Essentially, on the most simplistic level, if Georgia Southern fans want to pay their players, the Eagle Nation Collective — which is not directly affiliated with the university — is the most streamlined way to do so. It’s no different than other collectives around the country and the move might be a little bit late in the grand scheme of things.
That said, it’s better to be late than never introduce a university-endorsed NIL collective at all!
Georgia Southern Athletics continues to prioritize and increase its overall support for our student-athletes, including maximizing their NIL opportunities. The Eagle Nation Collective is another opportunity for our fans, donors and alumni to support our student-athletes in their NIL-related activities while at Georgia Southern and when their careers are finished.
We fully support the Eagle Nation Collective.— Director of Athletics Jared Benko
To help get things up and running, the Eagle Nation Collective tapped into a surprisingly strong alumni base. No disrespect to Georgia Southern, which has established a relevant brand in the Southeast, but it wouldn’t be the first school you think of in terms of music or the NFL.
And yet, the Eagles have a decent group of talent on which to boast.
Georgia Southern’s collective went all-out for the rollout.
Buffalo Bills kicker Tyler Bass, Atlanta Falcons kicker Younghoe Koo and Chicago Bears cornerback Kindle Vildor are among those to push the collective and its efforts. As were two country music stars.

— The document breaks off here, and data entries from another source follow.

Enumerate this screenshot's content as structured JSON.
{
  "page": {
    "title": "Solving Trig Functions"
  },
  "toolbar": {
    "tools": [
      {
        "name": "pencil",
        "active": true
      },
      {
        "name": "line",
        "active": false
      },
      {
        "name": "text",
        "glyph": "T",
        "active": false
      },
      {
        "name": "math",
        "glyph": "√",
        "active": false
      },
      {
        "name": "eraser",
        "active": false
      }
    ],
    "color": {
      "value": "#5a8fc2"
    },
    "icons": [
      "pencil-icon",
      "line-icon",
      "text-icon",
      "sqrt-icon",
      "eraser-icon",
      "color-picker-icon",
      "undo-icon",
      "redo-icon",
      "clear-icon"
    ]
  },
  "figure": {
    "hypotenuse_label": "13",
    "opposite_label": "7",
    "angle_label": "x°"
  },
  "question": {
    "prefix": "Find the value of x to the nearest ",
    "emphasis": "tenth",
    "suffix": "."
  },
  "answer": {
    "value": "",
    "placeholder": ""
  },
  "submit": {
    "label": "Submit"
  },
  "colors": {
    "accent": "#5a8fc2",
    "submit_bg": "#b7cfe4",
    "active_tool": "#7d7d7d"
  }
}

Cole Swindell, who majored in marketing at GSU, also got in the mix.
So did Luke Bryan. Bryan graduated from the university in 1999 with a degree in business administration.
For Luke Bryan and Cole Swindell to get involved with the NIL push is a big deal. They have big platforms in that part of the country, for one. Perhaps more importantly, they both reach a wide age demographic.
Getting high-profile, big-pocket boosters to donate to an NIL collective is one thing. Getting everyone else to donate is another. It has to be relatable. It has to be accesible.
Cole Swindell and Luke Bryan are both of those things.